=== The task ===
An exact copy of every entry is the required answer.

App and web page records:

....

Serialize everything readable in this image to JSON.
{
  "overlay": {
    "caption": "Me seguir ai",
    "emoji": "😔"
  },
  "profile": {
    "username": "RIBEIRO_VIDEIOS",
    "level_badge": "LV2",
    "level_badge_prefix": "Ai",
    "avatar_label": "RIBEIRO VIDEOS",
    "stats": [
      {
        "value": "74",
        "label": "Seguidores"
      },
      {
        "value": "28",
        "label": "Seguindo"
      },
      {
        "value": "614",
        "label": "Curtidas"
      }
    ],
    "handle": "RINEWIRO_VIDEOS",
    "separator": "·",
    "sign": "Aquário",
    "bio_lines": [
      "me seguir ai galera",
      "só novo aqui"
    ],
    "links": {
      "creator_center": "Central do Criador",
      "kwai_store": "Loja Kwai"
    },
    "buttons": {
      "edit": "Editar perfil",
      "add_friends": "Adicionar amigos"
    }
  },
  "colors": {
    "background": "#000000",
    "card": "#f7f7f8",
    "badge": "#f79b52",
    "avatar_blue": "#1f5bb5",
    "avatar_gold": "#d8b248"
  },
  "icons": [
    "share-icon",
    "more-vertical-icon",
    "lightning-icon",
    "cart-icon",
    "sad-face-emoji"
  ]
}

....

=== Reply ===
Serialize everything readable in this image to JSON.
{
  "overlay": {
    "caption": "Me seguir ai",
    "emoji": "😔"
  },
  "profile": {
    "username": "RIBEIRO_VIDEIOS",
    "level_badge": "LV2",
    "level_badge_prefix": "Ai",
    "avatar_label": "RIBEIRO VIDEOS",
    "stats": [
      {
        "value": "74",
        "label": "Seguidores"
      },
      {
        "value": "28",
        "label": "Seguindo"
      },
      {
        "value": "614",
        "label": "Curtidas"
      }
    ],
    "handle": "RINEWIRO_VIDEOS",
    "separator": "·",
    "sign": "Aquário",
    "bio_lines": [
      "me seguir ai galera",
      "só novo aqui"
    ],
    "links": {
      "creator_center": "Central do Criador",
      "kwai_store": "Loja Kwai"
    },
    "buttons": {
      "edit": "Editar perfil",
      "add_friends": "Adicionar amigos"
    }
  },
  "colors": {
    "background": "#000000",
    "card": "#f7f7f8",
    "badge": "#f79b52",
    "avatar_blue": "#1f5bb5",
    "avatar_gold": "#d8b248"
  },
  "icons": [
    "share-icon",
    "more-vertical-icon",
    "lightning-icon",
    "cart-icon",
    "sad-face-emoji"
  ]
}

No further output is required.